OMRF postdoc receives national aging Award

OMRF postdoc receives national aging Award

Program Chair Holly Van Remmen, Ph.D. (left) and Oklahoma Medical Research Foundation scientist Rizwan Qaisar.

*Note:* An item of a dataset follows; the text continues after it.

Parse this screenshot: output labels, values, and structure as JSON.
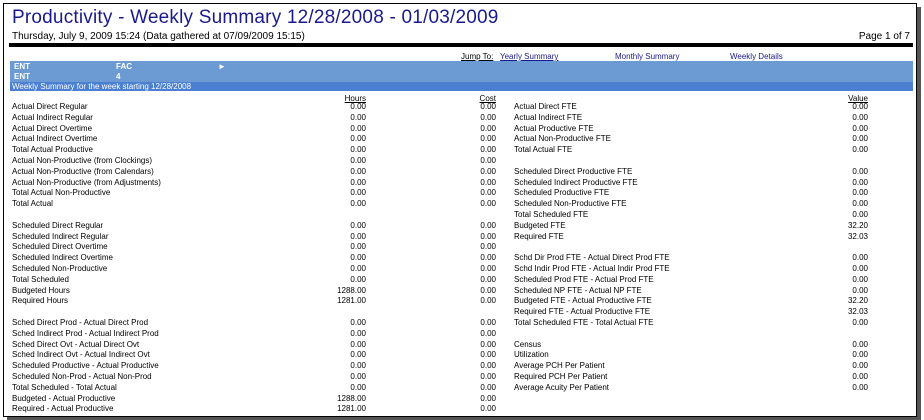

Oklahoma Medical Research Foundation scientist Rizwan Qaisar has been awarded an Irene Diamond Fund/AFAR Postdoctoral Transition Award in Aging.
The award, presented by the American Federation for Aging Research (AFAR) with support from the Irene Diamond Fund, will provide $120,000 in flexible transitional funding to Qaisar, who is researching age-related muscle loss called sarcopenia at OMRF. Postdocs are individuals conducting research after finishing their doctoral studies and are pursuing further training and a well-defined career path.
AFAR is a leading nonprofit dedicated to advancing healthy aging through biomedical research. The goal of this program, according to AFAR, is to provide portable and flexible transitional funding for senior postdoctoral fellows as they develop and negotiate for faculty positions and research programs. The award provides full-time research training and grant support.
Founded in 1981, AFAR has awarded more than $175 million in grants to investigators and students across the U.S., Ireland, Israel, Italy and the United Kingdom.
“By giving these postdoctoral fellows this extra boost at a critical moment in their career path, AFAR is helping create a research pipeline that is essential to advancing better therapies for age-related diseases and discoveries that will help us all live healthier and longer,” said Jeremy Walston, M.D., Chair of the 2017 Selection Committee for the Irene Diamond Fund/AFAR Postdoctoral Transition Awards in Aging.
At OMRF, Qaisar works in the Aging and Metabolism Research Program with under the guidance of Program Chair Holly Van Remmen, Ph.D. looking specifically at the role of oxidative stress, or free radicals, in the long-term deterioration of muscle. Qaisar researches potential interventions for the disease pathways for sarcopenia, specifically the activation of the SERCA ATPase.
Qaisar earned his Ph.D. at the University of Uppsala, Sweden. His academic focus was looking at the mechanisms of muscle aging, and evaluating potential therapies to counter age-related weakness and muscle loss.
“I am extremely grateful and honored to receive this award,” said Qaisar. “This funding will provide me with a real opportunity to push my research forward and make a difference for our aging population.”